05/28/18 11:38 am

They're two different writing styles. Kanji is phonetic but I don't know about the other one.

OsakaWaves East Coast
05/28/18 11:29 am

Hiragana = Traditional Japanese syllabary used to represent sounds. Often used for traditional Japanese words while katakana is used for borrowed foreign words.
Kanji = Borrowed Chinese characters incorporated into Japanese writings, used to represent things and ideas rather than sounds.

05/28/18 10:30 am

Kanji are borrowed Chinese text, and if I remember correctly, they represent a word, not a sound. Then they use two types of kana, hiragana and katakana. Hiragana is used for native Japanese words, and katakana is used for foreign words. Both of these types of text represent specific sounds (not entire words) and are strung together similarly to our letters to make up whole words. I was in Japan in a Fulbright years ago. That’s my basic understanding, anyway. When I learned Japanese, conversational was a heck of a lot easier than reading and writing.

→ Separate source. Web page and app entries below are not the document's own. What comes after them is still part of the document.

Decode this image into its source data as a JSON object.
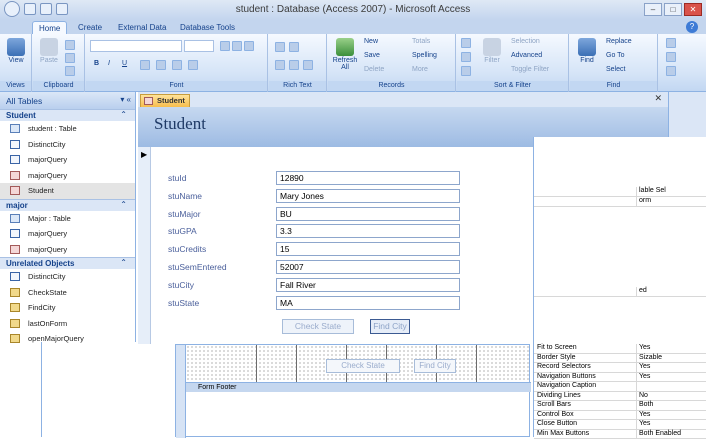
{
  "window": {
    "title": "student : Database (Access 2007) - Microsoft Access",
    "min": "–",
    "max": "□",
    "close": "✕"
  },
  "tabs": [
    "Home",
    "Create",
    "External Data",
    "Database Tools"
  ],
  "help": "?",
  "ribbon": {
    "views": {
      "label": "Views",
      "view": "View"
    },
    "clipboard": {
      "label": "Clipboard",
      "paste": "Paste"
    },
    "font": {
      "label": "Font",
      "bold": "B",
      "italic": "I",
      "underline": "U"
    },
    "richtext": {
      "label": "Rich Text"
    },
    "records": {
      "label": "Records",
      "refresh": "Refresh All",
      "new": "New",
      "save": "Save",
      "delete": "Delete",
      "totals": "Totals",
      "spelling": "Spelling",
      "more": "More"
    },
    "sortfilter": {
      "label": "Sort & Filter",
      "filter": "Filter",
      "selection": "Selection",
      "advanced": "Advanced",
      "toggle": "Toggle Filter"
    },
    "find": {
      "label": "Find",
      "find": "Find",
      "replace": "Replace",
      "goto": "Go To",
      "select": "Select"
    }
  },
  "nav": {
    "header": "All Tables",
    "sections": [
      {
        "title": "Student",
        "items": [
          {
            "label": "student : Table",
            "type": "table"
          },
          {
            "label": "DistinctCity",
            "type": "query"
          },
          {
            "label": "majorQuery",
            "type": "query"
          },
          {
            "label": "majorQuery",
            "type": "form"
          },
          {
            "label": "Student",
            "type": "form"
          }
        ]
      },
      {
        "title": "major",
        "items": [
          {
            "label": "Major : Table",
            "type": "table"
          },
          {
            "label": "majorQuery",
            "type": "query"
          },
          {
            "label": "majorQuery",
            "type": "form"
          }
        ]
      },
      {
        "title": "Unrelated Objects",
        "items": [
          {
            "label": "DistinctCity",
            "type": "query"
          },
          {
            "label": "CheckState",
            "type": "macro"
          },
          {
            "label": "FindCity",
            "type": "macro"
          },
          {
            "label": "lastOnForm",
            "type": "macro"
          },
          {
            "label": "openMajorQuery",
            "type": "macro"
          }
        ]
      }
    ]
  },
  "document": {
    "tab": "Student",
    "close": "✕",
    "title": "Student",
    "fields": [
      {
        "label": "stuId",
        "value": "12890"
      },
      {
        "label": "stuName",
        "value": "Mary Jones"
      },
      {
        "label": "stuMajor",
        "value": "BU"
      },
      {
        "label": "stuGPA",
        "value": "3.3"
      },
      {
        "label": "stuCredits",
        "value": "15"
      },
      {
        "label": "stuSemEntered",
        "value": "52007"
      },
      {
        "label": "stuCity",
        "value": "Fall River"
      },
      {
        "label": "stuState",
        "value": "MA"
      }
    ],
    "check_state": "Check State",
    "find_city": "Find City"
  },
  "design": {
    "check_state": "Check State",
    "find_city": "Find City",
    "form_footer": "Form Footer"
  },
  "property_fragments": [
    "lable Sel",
    "orm",
    "ed"
  ],
  "properties": [
    {
      "k": "Fit to Screen",
      "v": "Yes"
    },
    {
      "k": "Border Style",
      "v": "Sizable"
    },
    {
      "k": "Record Selectors",
      "v": "Yes"
    },
    {
      "k": "Navigation Buttons",
      "v": "Yes"
    },
    {
      "k": "Navigation Caption",
      "v": ""
    },
    {
      "k": "Dividing Lines",
      "v": "No"
    },
    {
      "k": "Scroll Bars",
      "v": "Both"
    },
    {
      "k": "Control Box",
      "v": "Yes"
    },
    {
      "k": "Close Button",
      "v": "Yes"
    },
    {
      "k": "Min Max Buttons",
      "v": "Both Enabled"
    }
  ]
}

05/28/18 9:40 am

Japanese came from Chinese tho

Robert97206 Portland Oregon
05/28/18 9:46 am

I mean probaby, the Japanese language did barrow alot of characters from Chinese but thats not to say the lauguages are the same.

Most written lauguage have a two forms of script, formal and none formal.

05/28/18 10:31 am

Not formal and informal. See above.